Genetics of Aspirin Exacerbated Respiratory Disease

Genetics and Genomics of Aspirin Exacerbated Respiratory Disease (AERD)

Aspirin Exacerbated Respiratory Disease (AERD) is a relatively homogeneous disease characterized by adult-onset severe asthma, development of non-cancerous growths in the nasal canal (i.e. nasal polyps) and aspirin allergy. The cause of AERD is unknown, although likely results from environmental insults in combination with genetic susceptibility. AERD disease homogeneity increases the possibility of discovering narrowly-defined genetic contributors, and makes it an ideal population to study the genetic and epigenetic changes that cause asthma. Researchers recently discovered that gene expression of epithelial growth and repair (EGR) genes are substantially decreased in bronchial airway epithelial cells of severe asthmatics compared to less severe asthmatics and healthy controls. This new finding indicates that epithelial integrity and related processes may be of primary importance to the development of severe asthma, and potentially the severe asthma subtype, AERD. This finding was later supported in a subsequent lab model, which showed that blocking a central epithelial repair and differentiation gene, human epidermal growth factor receptor 2 (ERBB2), decreased healing time of bronchial epithelial cells after injury. Thus, the objective of the proposed study is to determine whether EGR gene are also down-regulated in AERD, a homogeneous severe asthma subtype. As an extension, the researchers will also determine whether genetic mutations and/or epigenetic changes relate to and potentially explain this down-regulation of EGR genes. Specifically, the researchers plan to obtain gene expression of freshly brushed nasal airway epithelial cells of 140 AERD patients, 70 non-aspirin sensitive asthma patients, and 35 healthy controls, noting that nasal epithelial gene expression has recently been shown to mirror lung epithelial changes in asthmatic airways. Swabbing the nasal canal for epithelial cells allows to evaluate airway epithelial cell gene expression non-invasively. Our experimental design contrasts AERD gene expression profiles against healthy controls, and determines whether EGR genes are depressed in AERD relative to health controls. As a corollary, the researchers look to discover an AERD-specific gene expression profile which may one-day aid in diagnosis and expand current knowledge of disease mechanisms. As an extension, the researchers will correlate gene expression changes, specifically any finding of down-regulated EGR genes, with methylation changes (i.e. epigenetic changes) and genetic mutations.
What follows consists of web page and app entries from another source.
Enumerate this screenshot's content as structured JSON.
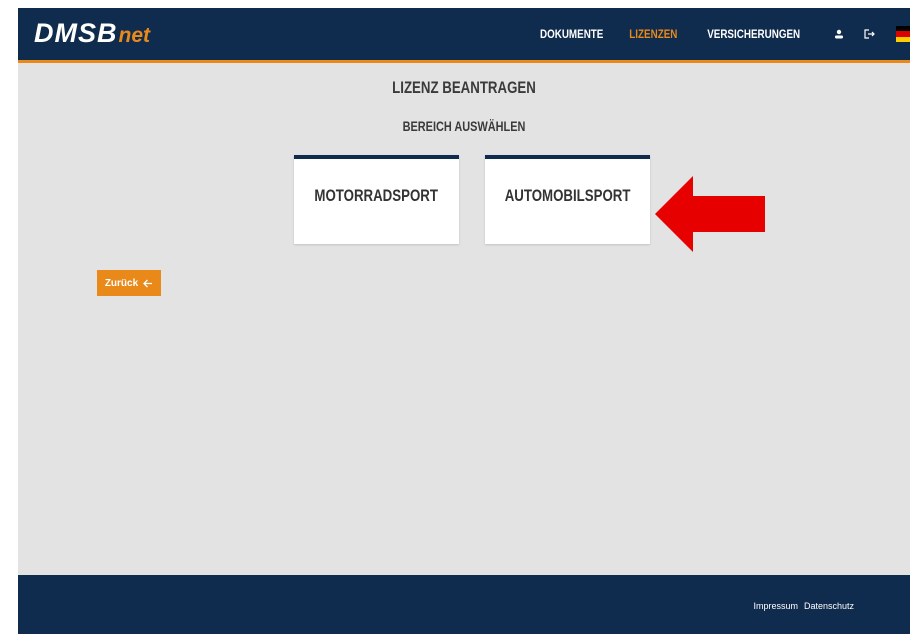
{
  "header": {
    "logo_main": "DMSB",
    "logo_sub": "net",
    "nav": [
      "DOKUMENTE",
      "LIZENZEN",
      "VERSICHERUNGEN"
    ],
    "active_nav": "LIZENZEN",
    "icons": [
      "user-icon",
      "logout-icon",
      "german-flag-icon"
    ],
    "colors": {
      "brand_navy": "#0f2b4e",
      "accent_orange": "#e8891a"
    }
  },
  "main": {
    "title": "LIZENZ BEANTRAGEN",
    "subtitle": "BEREICH AUSWÄHLEN",
    "cards": [
      {
        "label": "MOTORRADSPORT"
      },
      {
        "label": "AUTOMOBILSPORT"
      }
    ],
    "back_label": "Zurück",
    "back_icon": "arrow-left-icon",
    "annotation": "red-arrow-icon"
  },
  "footer": {
    "links": [
      "Impressum",
      "Datenschutz"
    ]
  }
}
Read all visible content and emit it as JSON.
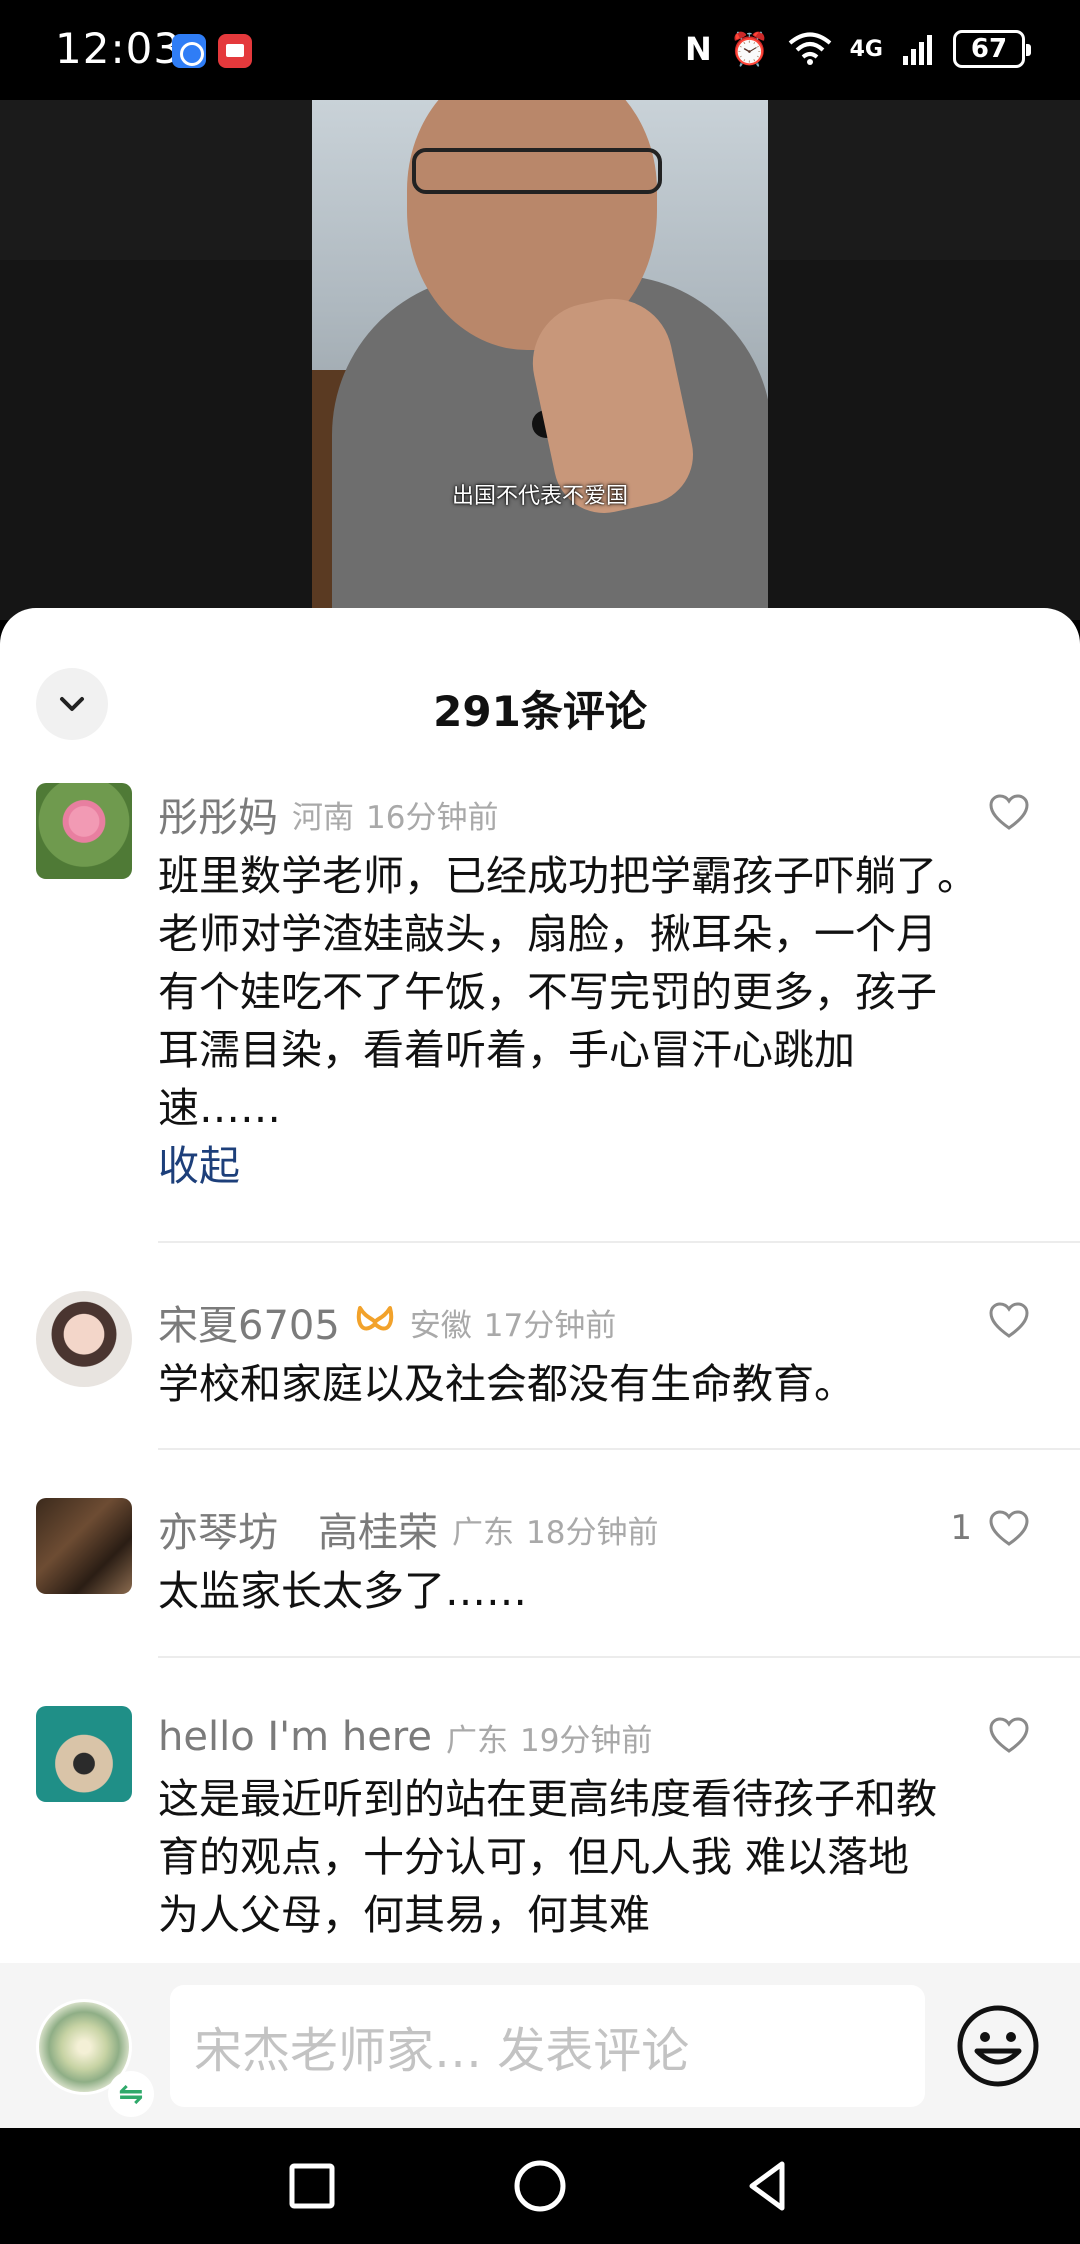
{
  "status_bar": {
    "time": "12:03",
    "network": "4G",
    "battery": "67"
  },
  "video": {
    "subtitle": "出国不代表不爱国"
  },
  "sheet": {
    "title": "291条评论"
  },
  "comments": [
    {
      "username": "彤彤妈",
      "location": "河南",
      "time": "16分钟前",
      "likes": "",
      "lines": [
        "班里数学老师，已经成功把学霸孩子吓躺了。",
        "老师对学渣娃敲头，扇脸，揪耳朵，一个月",
        "有个娃吃不了午饭，不写完罚的更多，孩子",
        "耳濡目染，看着听着，手心冒汗心跳加",
        "速……"
      ],
      "collapse_label": "收起",
      "avatar": "lotus-flower"
    },
    {
      "username": "宋夏6705",
      "location": "安徽",
      "time": "17分钟前",
      "likes": "",
      "lines": [
        "学校和家庭以及社会都没有生命教育。"
      ],
      "avatar": "woman-portrait"
    },
    {
      "username": "亦琴坊　高桂荣",
      "location": "广东",
      "time": "18分钟前",
      "likes": "1",
      "lines": [
        "太监家长太多了……"
      ],
      "avatar": "guqin-instrument"
    },
    {
      "username": "hello I'm here",
      "location": "广东",
      "time": "19分钟前",
      "likes": "",
      "lines": [
        "这是最近听到的站在更高纬度看待孩子和教",
        "育的观点，十分认可，但凡人我  难以落地",
        "为人父母，何其易，何其难"
      ],
      "avatar": "pug-dog"
    }
  ],
  "input_bar": {
    "placeholder": "宋杰老师家… 发表评论",
    "swap_symbol": "⇋"
  },
  "colors": {
    "link": "#1d3f7a",
    "vip_badge": "#f2a22b",
    "meta_gray": "#a9a9a9"
  }
}
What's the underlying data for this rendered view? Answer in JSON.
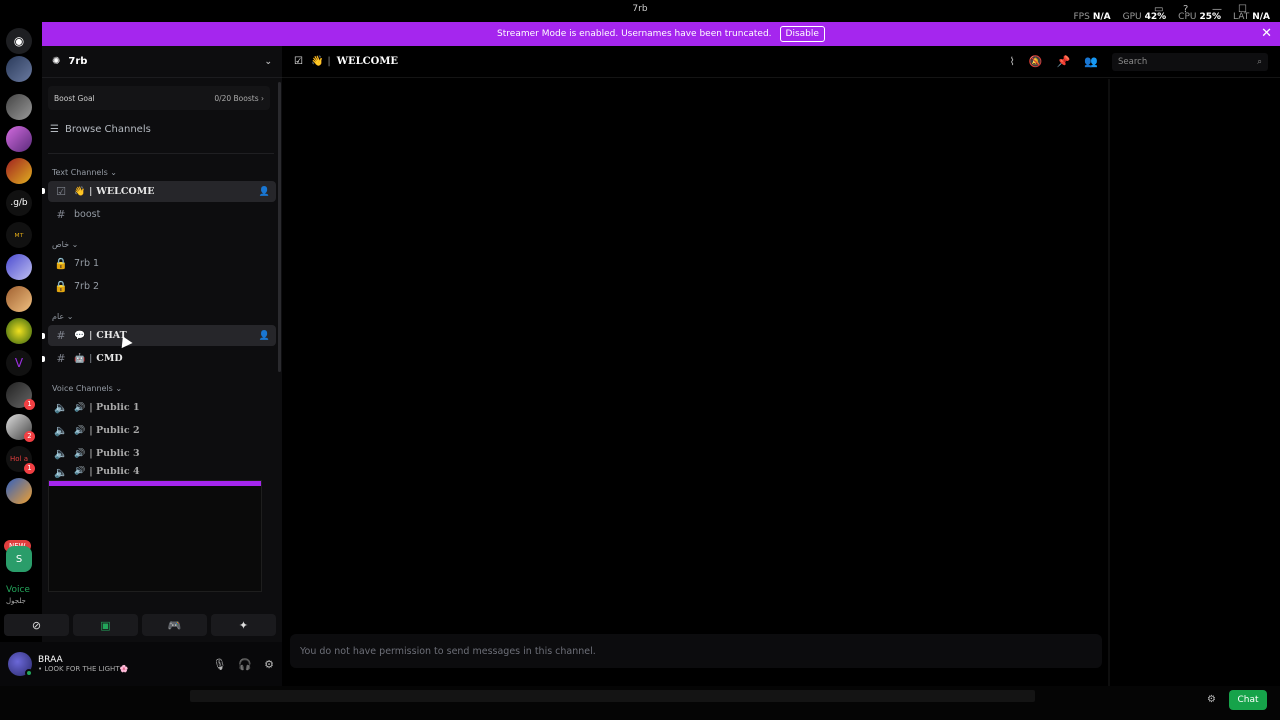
{
  "window": {
    "title": "7rb"
  },
  "perf": {
    "fps_label": "FPS",
    "fps": "N/A",
    "gpu_label": "GPU",
    "gpu": "42%",
    "cpu_label": "CPU",
    "cpu": "25%",
    "lat_label": "LAT",
    "lat": "N/A"
  },
  "banner": {
    "text": "Streamer Mode is enabled. Usernames have been truncated.",
    "disable_label": "Disable",
    "close": "✕"
  },
  "guild_badges": [
    "1",
    "2",
    "1"
  ],
  "new_label": "NEW",
  "server": {
    "name": "7rb",
    "boost_goal": "Boost Goal",
    "boost_progress": "0/20 Boosts ›",
    "browse": "Browse Channels"
  },
  "categories": {
    "text": "Text Channels ⌄",
    "private": "خاص ⌄",
    "public": "عام ⌄",
    "voice": "Voice Channels ⌄"
  },
  "channels": {
    "welcome": {
      "emoji": "👋",
      "sep": "|",
      "name": "WELCOME"
    },
    "boost": {
      "name": "boost"
    },
    "trb1": {
      "name": "7rb 1"
    },
    "trb2": {
      "name": "7rb 2"
    },
    "chat": {
      "emoji": "💬",
      "sep": "|",
      "name": "CHAT"
    },
    "cmd": {
      "emoji": "🤖",
      "sep": "|",
      "name": "CMD"
    },
    "voice": [
      {
        "name": "| Public 1"
      },
      {
        "name": "| Public 2"
      },
      {
        "name": "| Public 3"
      },
      {
        "name": "| Public 4"
      }
    ]
  },
  "voice_connected": {
    "label": "Voice",
    "sub": "جلجول"
  },
  "user": {
    "name": "BRAA",
    "status": "• LOOK FOR THE LIGHT🌸"
  },
  "main": {
    "channel_emoji": "👋",
    "channel_sep": "|",
    "channel_name": "WELCOME",
    "search_placeholder": "Search",
    "composer_text": "You do not have permission to send messages in this channel."
  },
  "taskbar": {
    "chat_label": "Chat"
  },
  "colors": {
    "accent": "#a526ee",
    "online": "#23a55a",
    "chat_button": "#16a34a"
  }
}
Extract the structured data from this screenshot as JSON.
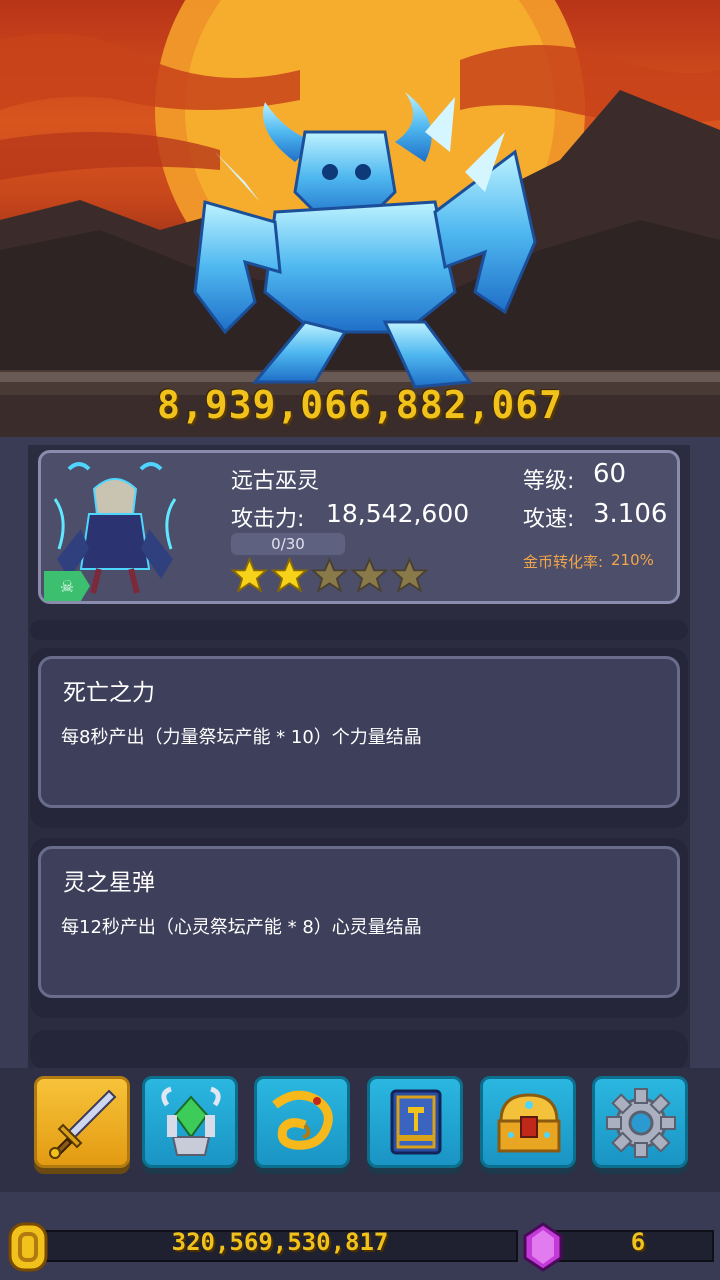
{
  "scene": {
    "boss_hp": "8,939,066,882,067",
    "boss_icon": "ice-demon-icon"
  },
  "hero": {
    "name": "远古巫灵",
    "attack_label": "攻击力:",
    "attack_value": "18,542,600",
    "level_label": "等级:",
    "level_value": "60",
    "speed_label": "攻速:",
    "speed_value": "3.106",
    "gold_rate_label": "金币转化率:",
    "gold_rate_value": "210%",
    "progress_text": "0/30",
    "progress_fraction": 0,
    "stars_filled": 2,
    "stars_total": 5,
    "portrait_icon": "undead-lich-icon",
    "badge_icon": "skull-badge-icon"
  },
  "skills": [
    {
      "title": "死亡之力",
      "desc": "每8秒产出（力量祭坛产能 * 10）个力量结晶"
    },
    {
      "title": "灵之星弹",
      "desc": "每12秒产出（心灵祭坛产能 * 8）心灵量结晶"
    }
  ],
  "menu": {
    "items": [
      {
        "icon": "sword-icon",
        "active": true
      },
      {
        "icon": "crystal-altar-icon",
        "active": false
      },
      {
        "icon": "golden-dragon-icon",
        "active": false
      },
      {
        "icon": "spellbook-icon",
        "active": false
      },
      {
        "icon": "treasure-chest-icon",
        "active": false
      },
      {
        "icon": "settings-gear-icon",
        "active": false
      }
    ]
  },
  "resources": {
    "gold": "320,569,530,817",
    "gems": "6",
    "gold_icon": "gold-coin-icon",
    "gem_icon": "purple-gem-icon"
  },
  "colors": {
    "accent_gold": "#f1c21b",
    "menu_active": "#f7c33a",
    "menu_inactive": "#2ab7e0",
    "gold_rate": "#f3a64a"
  }
}
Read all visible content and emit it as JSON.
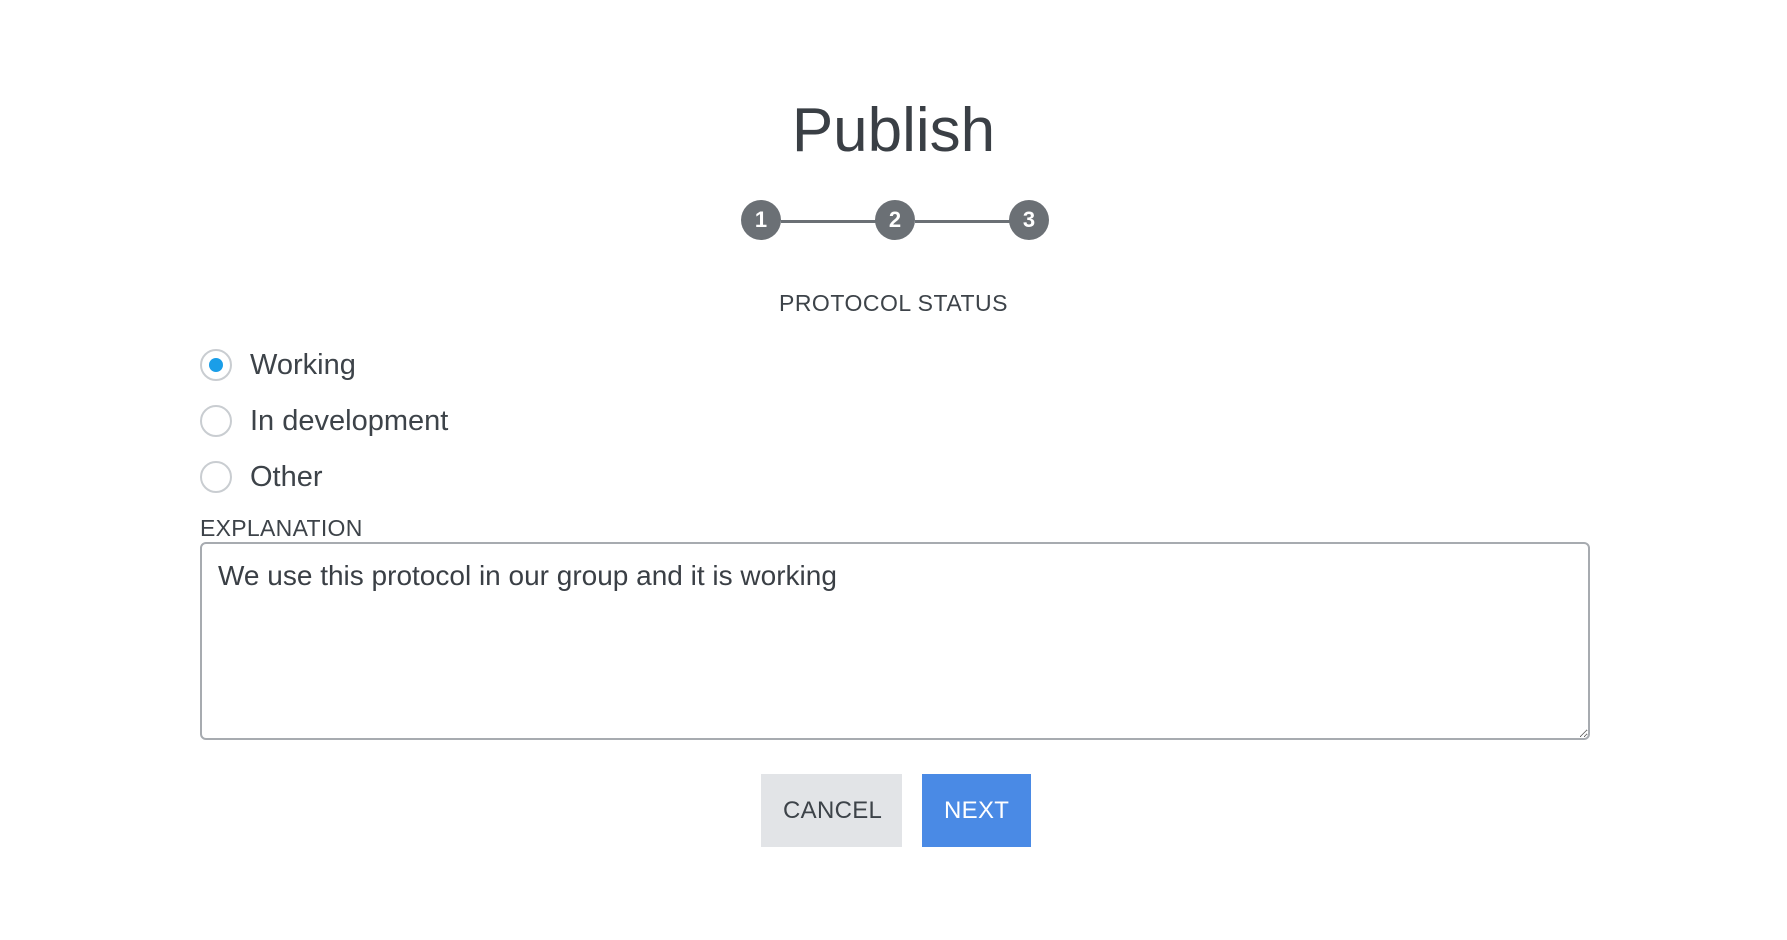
{
  "dialog": {
    "title": "Publish"
  },
  "stepper": {
    "steps": [
      {
        "label": "1"
      },
      {
        "label": "2"
      },
      {
        "label": "3"
      }
    ]
  },
  "protocol_status": {
    "label": "PROTOCOL STATUS",
    "options": [
      {
        "label": "Working",
        "selected": true
      },
      {
        "label": "In development",
        "selected": false
      },
      {
        "label": "Other",
        "selected": false
      }
    ]
  },
  "explanation": {
    "label": "EXPLANATION",
    "value": "We use this protocol in our group and it is working"
  },
  "actions": {
    "cancel_label": "CANCEL",
    "next_label": "NEXT"
  },
  "colors": {
    "accent": "#4a8ae5",
    "radio_selected": "#1a9ee8",
    "step": "#6b7075"
  }
}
No pharmaceutical medication involved
Patients and healthy individuals accepted

Genetics and Genomics of Aspirin Exacerbated Respiratory Disease (AERD)